> **Records shown**:
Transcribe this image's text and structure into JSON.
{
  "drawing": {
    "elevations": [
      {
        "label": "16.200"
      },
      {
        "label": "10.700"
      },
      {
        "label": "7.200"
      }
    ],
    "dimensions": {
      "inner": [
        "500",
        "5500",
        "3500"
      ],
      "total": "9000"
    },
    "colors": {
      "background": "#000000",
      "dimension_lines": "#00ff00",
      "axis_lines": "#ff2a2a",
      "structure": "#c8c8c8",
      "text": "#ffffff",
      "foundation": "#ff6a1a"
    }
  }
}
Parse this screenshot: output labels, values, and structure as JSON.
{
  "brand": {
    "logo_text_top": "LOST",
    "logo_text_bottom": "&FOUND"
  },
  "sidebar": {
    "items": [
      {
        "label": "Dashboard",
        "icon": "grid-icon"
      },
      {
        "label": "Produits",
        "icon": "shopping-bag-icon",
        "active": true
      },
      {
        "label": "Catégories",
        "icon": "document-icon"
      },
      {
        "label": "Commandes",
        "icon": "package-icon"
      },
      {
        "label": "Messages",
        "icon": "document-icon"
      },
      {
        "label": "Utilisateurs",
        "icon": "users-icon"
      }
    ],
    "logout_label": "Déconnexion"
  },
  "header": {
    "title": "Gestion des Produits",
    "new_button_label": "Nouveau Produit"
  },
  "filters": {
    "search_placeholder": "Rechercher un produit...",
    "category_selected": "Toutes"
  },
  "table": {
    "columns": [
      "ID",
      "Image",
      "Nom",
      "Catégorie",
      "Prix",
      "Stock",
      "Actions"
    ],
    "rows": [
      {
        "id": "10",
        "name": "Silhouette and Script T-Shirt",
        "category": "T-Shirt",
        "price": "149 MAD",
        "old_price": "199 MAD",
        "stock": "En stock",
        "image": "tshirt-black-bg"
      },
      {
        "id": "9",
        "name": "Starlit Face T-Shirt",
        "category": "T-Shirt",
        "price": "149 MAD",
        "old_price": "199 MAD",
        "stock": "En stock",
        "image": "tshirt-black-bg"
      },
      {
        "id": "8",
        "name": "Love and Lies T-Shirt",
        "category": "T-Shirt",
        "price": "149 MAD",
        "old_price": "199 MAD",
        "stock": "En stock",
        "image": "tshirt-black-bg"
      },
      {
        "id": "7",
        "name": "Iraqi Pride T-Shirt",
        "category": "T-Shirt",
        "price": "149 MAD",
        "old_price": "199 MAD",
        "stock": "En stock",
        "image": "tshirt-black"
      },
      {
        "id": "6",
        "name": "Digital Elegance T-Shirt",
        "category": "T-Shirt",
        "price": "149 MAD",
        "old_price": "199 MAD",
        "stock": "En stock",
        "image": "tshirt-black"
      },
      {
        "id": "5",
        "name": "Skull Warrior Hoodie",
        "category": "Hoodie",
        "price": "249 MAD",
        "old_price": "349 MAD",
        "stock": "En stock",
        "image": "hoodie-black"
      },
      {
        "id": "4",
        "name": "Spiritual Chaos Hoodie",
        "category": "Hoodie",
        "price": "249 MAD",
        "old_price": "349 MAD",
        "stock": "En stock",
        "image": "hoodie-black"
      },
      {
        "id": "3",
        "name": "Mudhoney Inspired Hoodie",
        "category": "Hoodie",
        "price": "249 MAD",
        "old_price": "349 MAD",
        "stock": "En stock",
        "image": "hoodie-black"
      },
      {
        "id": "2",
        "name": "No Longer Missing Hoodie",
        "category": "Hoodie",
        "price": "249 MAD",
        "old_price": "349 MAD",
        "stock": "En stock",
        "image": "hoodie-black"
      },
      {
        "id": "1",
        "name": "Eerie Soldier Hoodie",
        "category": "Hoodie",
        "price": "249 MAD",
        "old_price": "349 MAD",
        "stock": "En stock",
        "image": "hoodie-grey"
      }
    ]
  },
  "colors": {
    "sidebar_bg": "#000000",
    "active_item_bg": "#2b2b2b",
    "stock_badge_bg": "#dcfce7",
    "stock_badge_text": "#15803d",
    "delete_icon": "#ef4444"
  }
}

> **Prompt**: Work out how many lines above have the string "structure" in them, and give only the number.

> **Exercise answer**: 3